(Interface dataset entries)
========================================================================

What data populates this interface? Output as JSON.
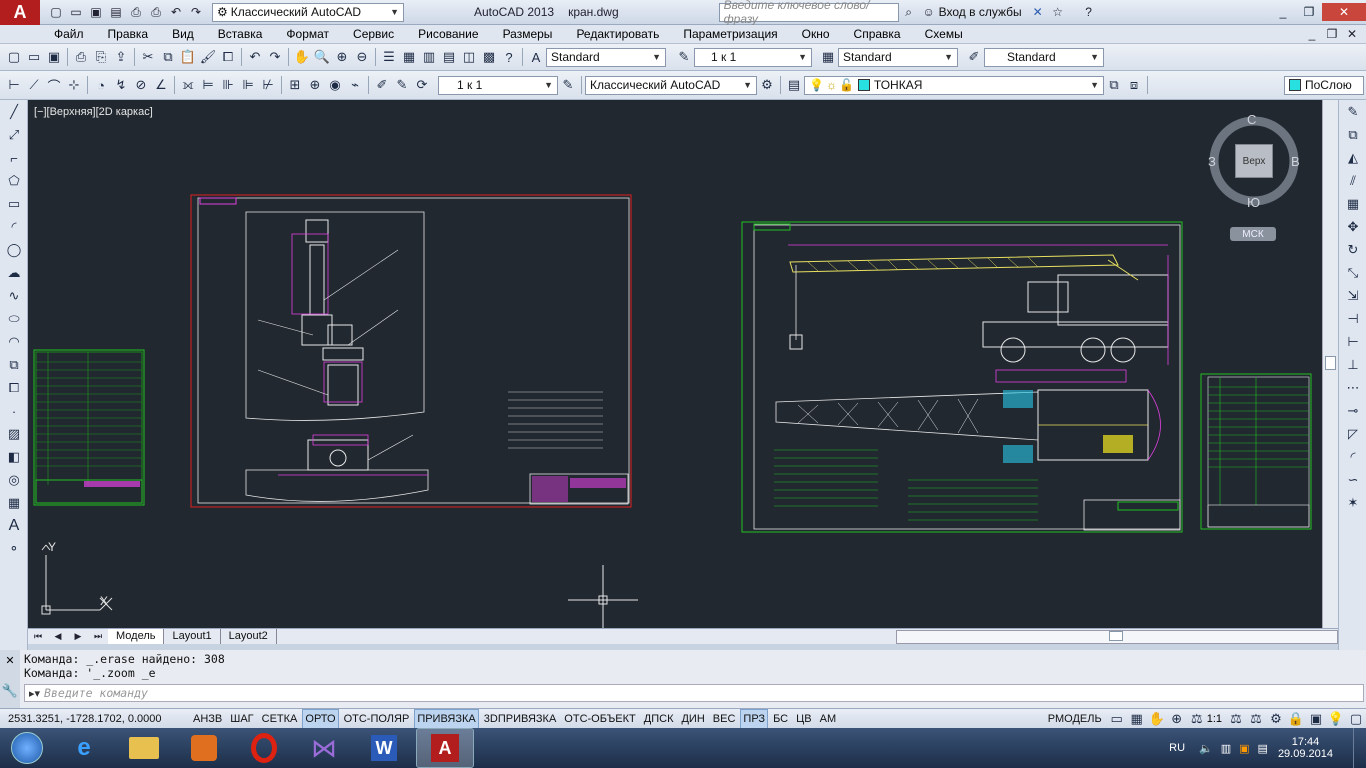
{
  "titlebar": {
    "workspace": "Классический AutoCAD",
    "app_title": "AutoCAD 2013",
    "file_title": "кран.dwg",
    "search_placeholder": "Введите ключевое слово/фразу",
    "signin": "Вход в службы"
  },
  "menu": [
    "Файл",
    "Правка",
    "Вид",
    "Вставка",
    "Формат",
    "Сервис",
    "Рисование",
    "Размеры",
    "Редактировать",
    "Параметризация",
    "Окно",
    "Справка",
    "Схемы"
  ],
  "toolbar2": {
    "text_style": "Standard",
    "dim_scale": "1 к 1",
    "dim_style": "Standard",
    "table_style": "Standard"
  },
  "toolbar3": {
    "scale": "1 к 1",
    "workspace": "Классический AutoCAD",
    "layer": "ТОНКАЯ",
    "color": "ПоСлою"
  },
  "viewport": {
    "label": "[−][Верхняя][2D каркас]",
    "compass": {
      "n": "С",
      "s": "Ю",
      "w": "З",
      "e": "В",
      "cube": "Верх",
      "ucs": "МСК"
    },
    "ucs_y": "Y",
    "ucs_x": "X"
  },
  "tabs": [
    "Модель",
    "Layout1",
    "Layout2"
  ],
  "command": {
    "line1": "Команда:  _.erase найдено: 308",
    "line2": "Команда: '_.zoom _e",
    "placeholder": "Введите команду"
  },
  "status": {
    "coords": "2531.3251, -1728.1702, 0.0000",
    "toggles": [
      {
        "label": "АНЗВ",
        "on": false
      },
      {
        "label": "ШАГ",
        "on": false
      },
      {
        "label": "СЕТКА",
        "on": false
      },
      {
        "label": "ОРТО",
        "on": true
      },
      {
        "label": "ОТС-ПОЛЯР",
        "on": false
      },
      {
        "label": "ПРИВЯЗКА",
        "on": true
      },
      {
        "label": "3DПРИВЯЗКА",
        "on": false
      },
      {
        "label": "ОТС-ОБЪЕКТ",
        "on": false
      },
      {
        "label": "ДПСК",
        "on": false
      },
      {
        "label": "ДИН",
        "on": false
      },
      {
        "label": "ВЕС",
        "on": false
      },
      {
        "label": "ПРЗ",
        "on": true
      },
      {
        "label": "БС",
        "on": false
      },
      {
        "label": "ЦВ",
        "on": false
      },
      {
        "label": "АМ",
        "on": false
      }
    ],
    "model_label": "РМОДЕЛЬ",
    "anno_scale": "1:1"
  },
  "taskbar": {
    "lang": "RU",
    "time": "17:44",
    "date": "29.09.2014"
  },
  "colors": {
    "viewport": "#212830",
    "green": "#20c020",
    "magenta": "#e040e0",
    "red": "#e02020",
    "yellow": "#e8e060"
  }
}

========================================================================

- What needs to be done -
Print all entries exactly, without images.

- Result of this exercise -
What data populates this interface? Output as JSON.
{
  "titlebar": {
    "workspace": "Классический AutoCAD",
    "app_title": "AutoCAD 2013",
    "file_title": "кран.dwg",
    "search_placeholder": "Введите ключевое слово/фразу",
    "signin": "Вход в службы"
  },
  "menu": [
    "Файл",
    "Правка",
    "Вид",
    "Вставка",
    "Формат",
    "Сервис",
    "Рисование",
    "Размеры",
    "Редактировать",
    "Параметризация",
    "Окно",
    "Справка",
    "Схемы"
  ],
  "toolbar2": {
    "text_style": "Standard",
    "dim_scale": "1 к 1",
    "dim_style": "Standard",
    "table_style": "Standard"
  },
  "toolbar3": {
    "scale": "1 к 1",
    "workspace": "Классический AutoCAD",
    "layer": "ТОНКАЯ",
    "color": "ПоСлою"
  },
  "viewport": {
    "label": "[−][Верхняя][2D каркас]",
    "compass": {
      "n": "С",
      "s": "Ю",
      "w": "З",
      "e": "В",
      "cube": "Верх",
      "ucs": "МСК"
    },
    "ucs_y": "Y",
    "ucs_x": "X"
  },
  "tabs": [
    "Модель",
    "Layout1",
    "Layout2"
  ],
  "command": {
    "line1": "Команда:  _.erase найдено: 308",
    "line2": "Команда: '_.zoom _e",
    "placeholder": "Введите команду"
  },
  "status": {
    "coords": "2531.3251, -1728.1702, 0.0000",
    "toggles": [
      {
        "label": "АНЗВ",
        "on": false
      },
      {
        "label": "ШАГ",
        "on": false
      },
      {
        "label": "СЕТКА",
        "on": false
      },
      {
        "label": "ОРТО",
        "on": true
      },
      {
        "label": "ОТС-ПОЛЯР",
        "on": false
      },
      {
        "label": "ПРИВЯЗКА",
        "on": true
      },
      {
        "label": "3DПРИВЯЗКА",
        "on": false
      },
      {
        "label": "ОТС-ОБЪЕКТ",
        "on": false
      },
      {
        "label": "ДПСК",
        "on": false
      },
      {
        "label": "ДИН",
        "on": false
      },
      {
        "label": "ВЕС",
        "on": false
      },
      {
        "label": "ПРЗ",
        "on": true
      },
      {
        "label": "БС",
        "on": false
      },
      {
        "label": "ЦВ",
        "on": false
      },
      {
        "label": "АМ",
        "on": false
      }
    ],
    "model_label": "РМОДЕЛЬ",
    "anno_scale": "1:1"
  },
  "taskbar": {
    "lang": "RU",
    "time": "17:44",
    "date": "29.09.2014"
  },
  "colors": {
    "viewport": "#212830",
    "green": "#20c020",
    "magenta": "#e040e0",
    "red": "#e02020",
    "yellow": "#e8e060"
  }
}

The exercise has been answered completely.